===== Extracted records

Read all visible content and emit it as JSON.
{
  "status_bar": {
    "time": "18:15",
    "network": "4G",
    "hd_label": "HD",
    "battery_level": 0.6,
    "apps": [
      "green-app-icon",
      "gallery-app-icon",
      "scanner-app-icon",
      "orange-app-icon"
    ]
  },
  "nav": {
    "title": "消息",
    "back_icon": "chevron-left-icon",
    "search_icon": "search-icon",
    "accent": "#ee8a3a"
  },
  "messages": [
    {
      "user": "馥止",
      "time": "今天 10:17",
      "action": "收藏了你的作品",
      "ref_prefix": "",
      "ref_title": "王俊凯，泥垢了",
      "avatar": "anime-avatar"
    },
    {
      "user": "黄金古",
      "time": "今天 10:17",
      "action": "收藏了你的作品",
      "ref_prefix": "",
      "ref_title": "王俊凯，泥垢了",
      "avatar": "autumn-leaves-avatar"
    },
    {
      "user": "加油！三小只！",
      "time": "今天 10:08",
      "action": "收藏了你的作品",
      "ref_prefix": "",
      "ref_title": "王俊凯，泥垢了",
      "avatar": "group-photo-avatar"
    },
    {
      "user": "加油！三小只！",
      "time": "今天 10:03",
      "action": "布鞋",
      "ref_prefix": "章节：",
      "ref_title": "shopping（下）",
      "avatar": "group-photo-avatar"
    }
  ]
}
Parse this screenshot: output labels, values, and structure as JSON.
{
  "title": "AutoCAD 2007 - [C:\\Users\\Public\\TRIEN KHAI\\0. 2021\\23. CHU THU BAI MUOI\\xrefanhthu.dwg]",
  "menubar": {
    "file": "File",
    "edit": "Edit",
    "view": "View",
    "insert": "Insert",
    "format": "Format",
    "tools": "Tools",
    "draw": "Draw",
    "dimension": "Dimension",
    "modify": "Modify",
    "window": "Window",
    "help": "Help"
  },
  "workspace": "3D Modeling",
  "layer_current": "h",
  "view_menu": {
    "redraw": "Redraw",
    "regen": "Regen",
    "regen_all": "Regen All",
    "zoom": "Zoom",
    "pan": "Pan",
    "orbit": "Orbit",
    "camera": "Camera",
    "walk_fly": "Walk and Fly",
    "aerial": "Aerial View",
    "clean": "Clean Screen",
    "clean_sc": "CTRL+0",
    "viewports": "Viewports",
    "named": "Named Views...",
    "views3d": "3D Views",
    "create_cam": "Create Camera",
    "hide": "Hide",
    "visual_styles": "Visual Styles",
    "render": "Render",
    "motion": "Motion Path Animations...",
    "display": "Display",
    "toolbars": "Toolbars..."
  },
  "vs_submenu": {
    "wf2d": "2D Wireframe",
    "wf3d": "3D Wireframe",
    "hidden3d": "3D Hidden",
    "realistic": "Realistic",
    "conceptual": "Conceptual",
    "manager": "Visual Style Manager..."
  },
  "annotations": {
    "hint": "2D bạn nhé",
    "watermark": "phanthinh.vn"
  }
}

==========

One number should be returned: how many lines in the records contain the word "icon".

6